In the grassy and wetland regions of Africa lies one of the largest birds in the world known as the African crowned crane. These birds are known as an international symbol of peace and are treasured by the people of Africa. Interestingly, the two prestigious variants of this crane hold national importance, with the grey-crowned crane being the national bird of Uganda and the black-crowned crane being the national bird of Nigeria.
True bird glamour
The African crowned crane is perhaps one of the most attractive cranes in its family. Its royal appearance is owed greatly to the crown-like golden, rigid feathers atop its head. With enormous red and white cheek patches behind its eyes, the African crowned crane is a true sight to behold. Its body is covered with black or grey plumage with hints of gold and white tail feathers that glisten under the sun. These magnificent feathers are balanced upon frail legs with appendages that allow them to cling onto perches.

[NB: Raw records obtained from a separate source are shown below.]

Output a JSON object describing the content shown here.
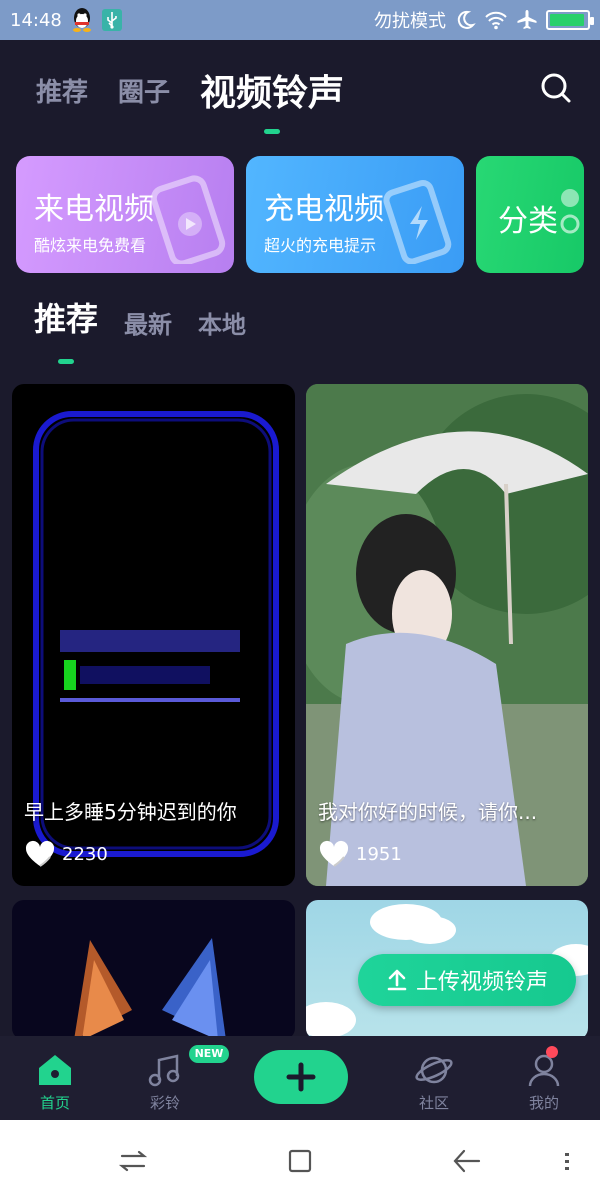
{
  "status_bar": {
    "time": "14:48",
    "dnd_label": "勿扰模式",
    "icons": [
      "qq-icon",
      "usb-icon",
      "moon-icon",
      "wifi-icon",
      "airplane-icon",
      "battery-icon"
    ],
    "battery_level": 0.95
  },
  "top_tabs": [
    {
      "label": "推荐",
      "active": false
    },
    {
      "label": "圈子",
      "active": false
    },
    {
      "label": "视频铃声",
      "active": true
    }
  ],
  "feature_cards": {
    "call": {
      "title": "来电视频",
      "subtitle": "酷炫来电免费看"
    },
    "charge": {
      "title": "充电视频",
      "subtitle": "超火的充电提示"
    },
    "category": {
      "title": "分类"
    }
  },
  "sub_tabs": [
    {
      "label": "推荐",
      "active": true
    },
    {
      "label": "最新",
      "active": false
    },
    {
      "label": "本地",
      "active": false
    }
  ],
  "videos": [
    {
      "title": "早上多睡5分钟迟到的你",
      "likes": "2230"
    },
    {
      "title": "我对你好的时候，请你...",
      "likes": "1951"
    }
  ],
  "upload_button": {
    "label": "上传视频铃声"
  },
  "bottom_nav": {
    "items": [
      {
        "label": "首页",
        "active": true
      },
      {
        "label": "彩铃",
        "active": false
      },
      {
        "label": "社区",
        "active": false
      },
      {
        "label": "我的",
        "active": false
      }
    ],
    "new_badge": "NEW"
  },
  "colors": {
    "accent": "#22d38e",
    "background": "#1b1a2c",
    "status_bar": "#7d9bc8",
    "call_card": "#c98cf8",
    "charge_card": "#45aaff",
    "category_card": "#1fd16d"
  }
}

Enjoying the quiet life
The crowned crane resides in the tropical Savannah of sub-Saharan Africa, preferably away from human disturbances. They can fly for several miles switching biomes, from Sudan to Ethiopia in the east and Senegal to The Gambia on the west coast. These birds look for similar biomes depending on the abundance and distribution of food and nest sites. These cranes prefer settling in shallow wetlands, flooded marshes, and grasslands, where they can feed on plants, insects, and small fish.
They are monogamous which means that pairing with a mate isn’t only about progeny. These birds like developing a bond with their mate and will select a mate during the mating season which lasts from July until October. The pair are known to do almost everything together, from building nests to taking turns in incubating the eggs for about 31 days. They are also known to preen each other.

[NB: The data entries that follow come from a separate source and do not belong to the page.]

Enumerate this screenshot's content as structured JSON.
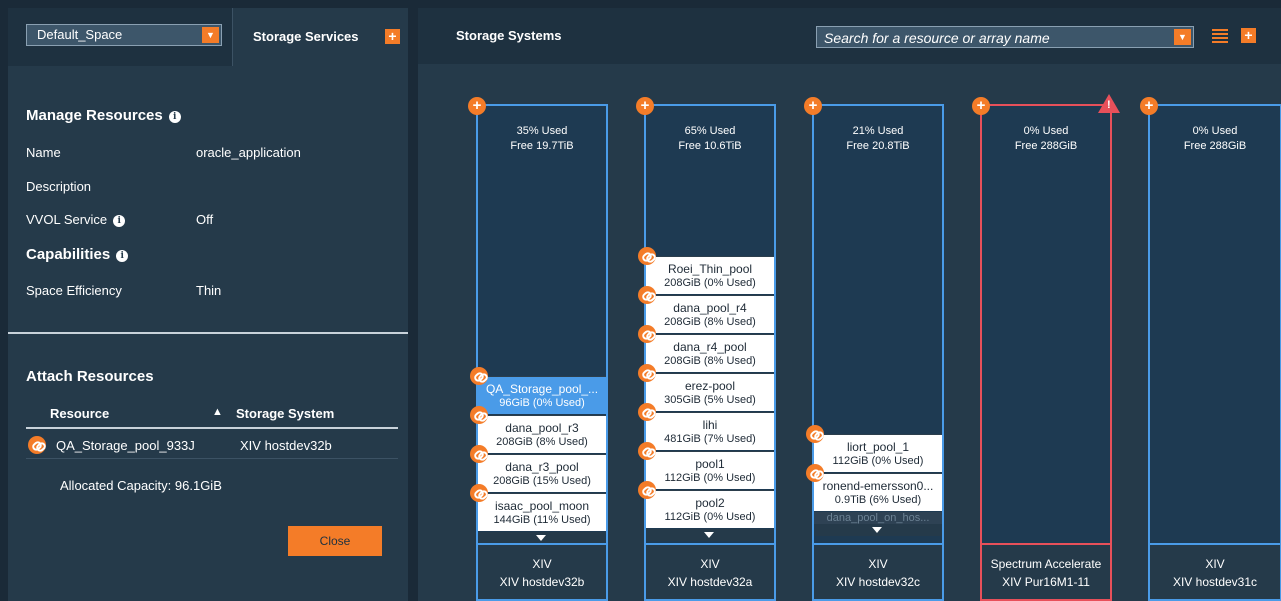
{
  "left": {
    "space_select": "Default_Space",
    "tab_storage_services": "Storage Services",
    "manage_resources_title": "Manage Resources",
    "props": [
      {
        "key": "Name",
        "value": "oracle_application"
      },
      {
        "key": "Description",
        "value": ""
      },
      {
        "key": "VVOL Service",
        "value": "Off"
      }
    ],
    "capabilities_title": "Capabilities",
    "capabilities": [
      {
        "key": "Space Efficiency",
        "value": "Thin"
      }
    ],
    "attach_title": "Attach Resources",
    "table": {
      "col_resource": "Resource",
      "sort_arrow": "▲",
      "col_system": "Storage System",
      "rows": [
        {
          "resource": "QA_Storage_pool_933J",
          "system": "XIV hostdev32b"
        }
      ]
    },
    "allocated": "Allocated Capacity: 96.1GiB",
    "close_label": "Close"
  },
  "right": {
    "title": "Storage Systems",
    "search_placeholder": "Search for a resource or array name",
    "systems": [
      {
        "used": "35% Used",
        "free": "Free 19.7TiB",
        "type": "XIV",
        "name": "XIV hostdev32b",
        "warning": false,
        "pools": [
          {
            "name": "QA_Storage_pool_...",
            "usage": "96GiB (0% Used)",
            "selected": true
          },
          {
            "name": "dana_pool_r3",
            "usage": "208GiB (8% Used)"
          },
          {
            "name": "dana_r3_pool",
            "usage": "208GiB (15% Used)"
          },
          {
            "name": "isaac_pool_moon",
            "usage": "144GiB (11% Used)"
          }
        ]
      },
      {
        "used": "65% Used",
        "free": "Free 10.6TiB",
        "type": "XIV",
        "name": "XIV hostdev32a",
        "warning": false,
        "pools": [
          {
            "name": "Roei_Thin_pool",
            "usage": "208GiB (0% Used)"
          },
          {
            "name": "dana_pool_r4",
            "usage": "208GiB (8% Used)"
          },
          {
            "name": "dana_r4_pool",
            "usage": "208GiB (8% Used)"
          },
          {
            "name": "erez-pool",
            "usage": "305GiB (5% Used)"
          },
          {
            "name": "lihi",
            "usage": "481GiB (7% Used)"
          },
          {
            "name": "pool1",
            "usage": "112GiB (0% Used)"
          },
          {
            "name": "pool2",
            "usage": "112GiB (0% Used)"
          }
        ]
      },
      {
        "used": "21% Used",
        "free": "Free 20.8TiB",
        "type": "XIV",
        "name": "XIV hostdev32c",
        "warning": false,
        "pools": [
          {
            "name": "liort_pool_1",
            "usage": "112GiB (0% Used)"
          },
          {
            "name": "ronend-emersson0...",
            "usage": "0.9TiB (6% Used)"
          }
        ],
        "dim_pool": "dana_pool_on_hos..."
      },
      {
        "used": "0% Used",
        "free": "Free 288GiB",
        "type": "Spectrum Accelerate",
        "name": "XIV Pur16M1-11",
        "warning": true,
        "pools": []
      },
      {
        "used": "0% Used",
        "free": "Free 288GiB",
        "type": "XIV",
        "name": "XIV hostdev31c",
        "warning": false,
        "pools": []
      }
    ]
  },
  "colors": {
    "accent": "#f47c28",
    "system_border": "#4a9be8",
    "warning": "#e8505a",
    "panel": "#253a4a"
  }
}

Flamboyant and expressive
These affectionate birds love to dance during periods of courtship and even during the off-season. They will put on flamboyant displays by spreading their wings up to 2 meters wide, hopping about with accompanying calls that sound like low and mellow honks, all to express their joy and affection for their mate.
The crown at risk
The main threat to this bird is the degradation of its habitats, occurring through droughts, drainage of wetlands, conversions for agriculture, dam construction, and overgrazing by livestock. The illegal trapping, trade, and domestication have also declined their population, pushing this magnificent bird to endangerment.
The IUCN Red List status has deemed these birds as endangered. Their population trend is also declining as these cranes are unable to survive till adulthood.
Written by Hamzah Rajput (INTI International University)